One way to overcome corruption and money laundering activities is by introducing a central registry for beneficial ownership of companies registered in Malaysia and those keeping funds in Labuan.
A beneficial owner of a company is the person who truly owns, enjoys and controls the company even though the title to some form of property or security is in another’s name.
The goal of registry for beneficial ownership is to provide greater transparency as to ownership and who really controls a company so as to distinguish between the registered shareholder and the ultimate beneficial owner when the two persons are not the same.
This move also ensures corrupt officials and politicians will be unable to award themselves, through their families or cronies, any government contracts. Apart from preventing the giving of contracts to related parties, it can also promote good governance and prevent companies from being misused or involved in illicit business, and help identify and report suspicious activities.
Such accountability will attract investors who will be able to access information and scrutinise relevant data when considering an investment.
The Government should ensure that all information related to the person who ultimately controls or benefits from companies is inclu¬ded in a central business registry which the public can access.
For a start, the Government must make it mandatory for all companies who are bidding for public sector contracts to disclose those who actually own, control or benefit from the company.
In the UK, the government has started to introduce and create a public register of beneficial ownership, and the US introduced a rule on July 11, 2016 which requires financial institutions to collect information on significant beneficial owners of legal entities.
Creating and accessing this open data repository is important to disclose who owns the companies and makes it more difficult for fraudsters and white collar criminals to hide their illegal money, and also helps to detect acts of corruption, tax evasion and money laundering.
In KPMG’s 2013 Fraud, Bribery and Corruption Survey, 90% of respondents said that bribery and corruption were the biggest problem for businesses in Malaysia.

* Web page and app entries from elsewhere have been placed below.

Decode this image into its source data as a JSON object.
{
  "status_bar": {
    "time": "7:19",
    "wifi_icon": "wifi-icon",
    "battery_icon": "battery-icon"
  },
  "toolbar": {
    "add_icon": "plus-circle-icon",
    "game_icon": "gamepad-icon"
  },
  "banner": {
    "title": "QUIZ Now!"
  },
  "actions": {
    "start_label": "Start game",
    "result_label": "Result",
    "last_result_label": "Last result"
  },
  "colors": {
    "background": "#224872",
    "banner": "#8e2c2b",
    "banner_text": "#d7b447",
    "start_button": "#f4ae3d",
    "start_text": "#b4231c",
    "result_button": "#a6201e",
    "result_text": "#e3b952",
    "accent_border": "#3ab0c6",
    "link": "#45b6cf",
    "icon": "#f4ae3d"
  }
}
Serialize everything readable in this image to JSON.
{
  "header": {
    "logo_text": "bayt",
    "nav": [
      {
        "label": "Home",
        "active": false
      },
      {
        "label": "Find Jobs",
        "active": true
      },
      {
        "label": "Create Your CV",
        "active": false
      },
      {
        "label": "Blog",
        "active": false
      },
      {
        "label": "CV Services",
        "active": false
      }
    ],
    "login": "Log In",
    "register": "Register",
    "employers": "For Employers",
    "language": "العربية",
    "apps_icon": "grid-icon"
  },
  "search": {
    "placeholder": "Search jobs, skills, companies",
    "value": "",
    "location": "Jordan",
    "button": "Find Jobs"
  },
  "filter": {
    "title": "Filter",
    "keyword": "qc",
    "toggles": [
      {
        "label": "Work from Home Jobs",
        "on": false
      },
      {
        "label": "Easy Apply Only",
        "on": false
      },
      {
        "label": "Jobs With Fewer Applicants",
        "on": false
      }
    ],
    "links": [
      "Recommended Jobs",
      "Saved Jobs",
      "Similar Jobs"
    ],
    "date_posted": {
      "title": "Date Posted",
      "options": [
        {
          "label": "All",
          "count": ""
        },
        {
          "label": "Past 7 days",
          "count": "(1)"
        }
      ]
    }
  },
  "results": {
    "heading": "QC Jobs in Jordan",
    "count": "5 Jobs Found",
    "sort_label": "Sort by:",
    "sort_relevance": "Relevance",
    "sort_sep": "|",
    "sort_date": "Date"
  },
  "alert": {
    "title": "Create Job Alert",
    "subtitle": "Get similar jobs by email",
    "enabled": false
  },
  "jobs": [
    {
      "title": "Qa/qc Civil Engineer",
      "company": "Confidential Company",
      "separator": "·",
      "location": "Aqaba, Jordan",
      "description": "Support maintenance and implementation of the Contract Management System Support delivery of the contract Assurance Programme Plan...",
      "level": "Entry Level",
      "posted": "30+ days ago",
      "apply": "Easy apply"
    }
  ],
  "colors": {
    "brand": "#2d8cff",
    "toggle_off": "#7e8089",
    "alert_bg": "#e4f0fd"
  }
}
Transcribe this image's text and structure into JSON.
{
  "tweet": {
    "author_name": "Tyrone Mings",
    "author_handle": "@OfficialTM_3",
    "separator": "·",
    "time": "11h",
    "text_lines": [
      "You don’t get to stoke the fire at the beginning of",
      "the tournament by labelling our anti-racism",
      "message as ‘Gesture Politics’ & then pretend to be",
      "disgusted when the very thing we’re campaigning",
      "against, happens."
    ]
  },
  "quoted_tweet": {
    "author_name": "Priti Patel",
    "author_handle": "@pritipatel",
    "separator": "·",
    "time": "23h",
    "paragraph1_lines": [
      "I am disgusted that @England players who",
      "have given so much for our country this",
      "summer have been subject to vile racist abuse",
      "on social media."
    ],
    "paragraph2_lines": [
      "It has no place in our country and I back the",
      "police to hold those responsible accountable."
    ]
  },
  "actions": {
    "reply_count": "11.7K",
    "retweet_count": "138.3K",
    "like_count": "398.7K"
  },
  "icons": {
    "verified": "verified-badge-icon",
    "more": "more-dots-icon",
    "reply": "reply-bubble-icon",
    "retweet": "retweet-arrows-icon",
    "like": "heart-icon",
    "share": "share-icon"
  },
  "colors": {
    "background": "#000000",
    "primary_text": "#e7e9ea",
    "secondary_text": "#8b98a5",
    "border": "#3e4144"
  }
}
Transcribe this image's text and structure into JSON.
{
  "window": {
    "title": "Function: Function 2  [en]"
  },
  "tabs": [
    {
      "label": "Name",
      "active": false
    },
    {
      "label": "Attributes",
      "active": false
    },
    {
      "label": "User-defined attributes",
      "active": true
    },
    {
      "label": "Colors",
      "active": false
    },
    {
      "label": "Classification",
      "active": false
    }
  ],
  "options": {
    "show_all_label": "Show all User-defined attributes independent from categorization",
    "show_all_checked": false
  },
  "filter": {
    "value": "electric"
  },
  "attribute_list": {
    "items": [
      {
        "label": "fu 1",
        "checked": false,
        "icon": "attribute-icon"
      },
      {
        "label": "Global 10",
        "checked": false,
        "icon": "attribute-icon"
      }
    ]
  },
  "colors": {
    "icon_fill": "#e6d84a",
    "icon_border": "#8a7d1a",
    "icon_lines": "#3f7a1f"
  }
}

PwC’s Global Economic Crime Survey 2016 showed that bribery and corruption rose from 19% in 2014 to 30% in 2016. It also estimated that global money laundering transactions comprise 2% to 5% of global GDP, or roughly US$1tril to US$2tril annually.
Yet, based on the United Nations Office on Drugs and Crime (UNODC), less than 1% of global illicit financial flows are currently seized by authorities.
Offshore funds are also a potential source of illegal money. The amount of money stashed via shell companies and offshore tax havens has been pegged to be as high as US$21tril, according to the Tax Justice Network. There are also studies which show that terrorist financing, money laundering and corruption are among the byproducts of offshore secrecy.
In Malaysia, the Commercial Crime Department of the Royal Malaysia Police reported that “any criminal activity that generates significant profit creates a need for money laundering. Organised crime and financial crime together costs Malaysia between RM15bil and RM25bil per annum.”
The requirement for disclosure of beneficial ownership can help stop the proceeds of corruption, transnational crime and organised crime from being laundered through investments in high-value property in Malaysia.
Apart from damaging economic and capital flow, these illegal activities have a greater impact on our society and the image of Malaysia. There is no good reason why this measure should not be immediately adopted by the Government.